Before you leave, you should have all your projects and tasks completed and easy to find. If you have been working on a project or assignment that requires someone to take over, be sure to leave time for a transition to pass along all your work.
8. Updating your resume:
Before you leave, it is important that you update your resume with the experience you’ve gained from your work term. This will prepare you for the upcoming hiring process. A few tips from your Career Recruitment Specialists for updating your resume:
- Your resume should reflect the skills and knowledge you’ve developed during your work term.
- Include all new qualifications, volunteer/extra work, and new skills.
- Avoid using the title “Intern” or “Co-op” – speak with your supervisor about a title that accurately reflects the work you did.
- Ensure your action statements focus on the skills you used, the duties you performed and the result or value of the work.
9. Updating your LinkedIn profile:
LinkedIn is a powerful tool that can either enhance or hinder your chances of finding your future job. LinkedIn is a valuable online profile that highlights your skills, education, and qualifications. Just like your Facebook profile, your LinkedIn should always be up to date. Here is a list of 6 things you should do to update your LinkedIn profile after your work term, drawing some inspiration from Forbes’ Eight Things You Should Do on LinkedIn As Soon As You Get Laid Off :
- Update your work experience: Treat your LinkedIn profile like a resume, employers will be looking at it. Make sure to add your work term position to your profile. You have developed many new skills and have been entrusted with many new tasks. Include all these in the job description, allow it to accurately reflect the work you have done. What you have learned can be valuable to future employers.
- Update your contact info: If your current listed contact info pertains to your current place of employment, make sure to change it to a personal email once you leave.
- Update your summary: Tag something on to the end of your summary indicating you are looking for a new opportunity. It indicates that you are looking for a new position. The more specific the better.
- Enter an end date for your current job: Make sure to uncheck the “I currently work there” box and put in an end date.
- Add new qualifications: If you have earned any new qualifications or certifications during your work term, add them to your profile.
- Add Connections: In the last few weeks on the job, make as many connections with both coworkers and clients as you can. Add the people you have met and connected with to your LinkedIn profile. When requesting to add them as a connection, tailor your message to each individual, and remind them of how you know each other. These first-degree connections can help you get a foot in the door with the companies you want to work for in the future.
- Ask for recommendations: Let your colleagues know that you will be looking for a new job. Hopefully, by now you will have a better sense of what you hope to do for your next work term. When asking for a recommendation be as specific as possible, suggest bullet points you would like them to cover. You should offer to write them a recommendation in return.
10. Pass in keys and company property:
Be sure to leave all keys, company property, and confidential material if you have been given any during your work term.
Your work term is merely the first step to a long and prosperous career. First impressions count for everything and what you do now can make the next step that much easier.
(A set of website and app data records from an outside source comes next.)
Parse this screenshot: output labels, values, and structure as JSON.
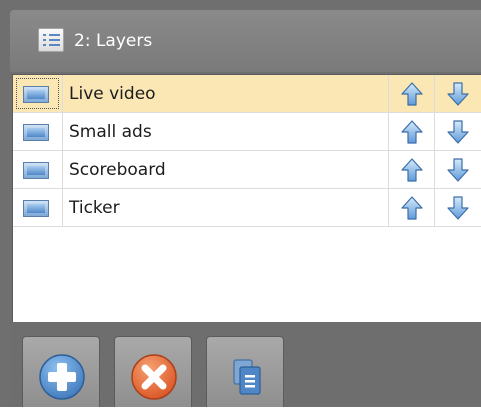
{
  "panel": {
    "title": "2: Layers",
    "header_icon": "list-icon"
  },
  "layers": [
    {
      "name": "Live video",
      "icon": "image-icon",
      "selected": true
    },
    {
      "name": "Small ads",
      "icon": "image-icon",
      "selected": false
    },
    {
      "name": "Scoreboard",
      "icon": "image-icon",
      "selected": false
    },
    {
      "name": "Ticker",
      "icon": "image-icon",
      "selected": false
    }
  ],
  "row_actions": {
    "up_icon": "arrow-up-icon",
    "down_icon": "arrow-down-icon"
  },
  "toolbar": {
    "buttons": [
      {
        "icon": "add-icon",
        "color": "#4a86c8"
      },
      {
        "icon": "remove-icon",
        "color": "#e2622f"
      },
      {
        "icon": "duplicate-icon",
        "color": "#4f86c6"
      }
    ]
  },
  "colors": {
    "selected_row": "#fbe7b4",
    "panel_bg": "#6f6f6f",
    "arrow_fill": "#6fa8e0"
  }
}
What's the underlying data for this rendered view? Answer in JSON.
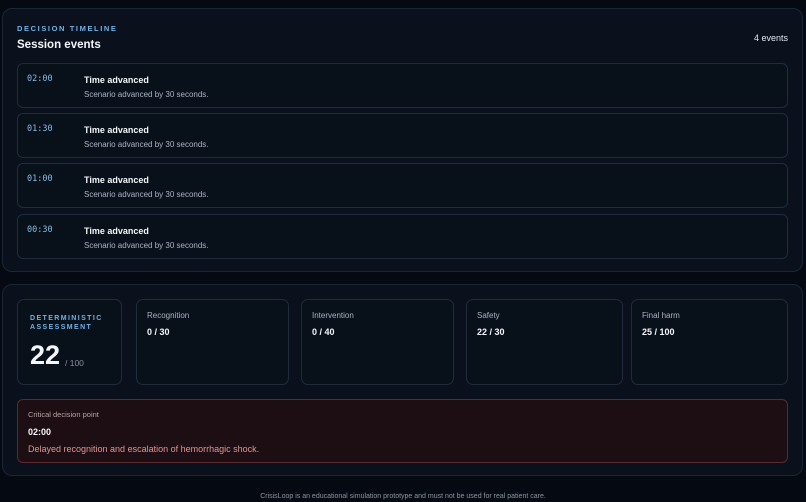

Value the connections you have made, they can be invaluable to your career. Work hard and making a lasting impression with your employer; their support through connections and references can be a huge asset to your future work endeavors. Stay on top of your tasks and update all your information whether it be resumes or LinkedIn, because it’s never too early to start hunting for the next position. Good luck and make the best of your last few weeks on the job!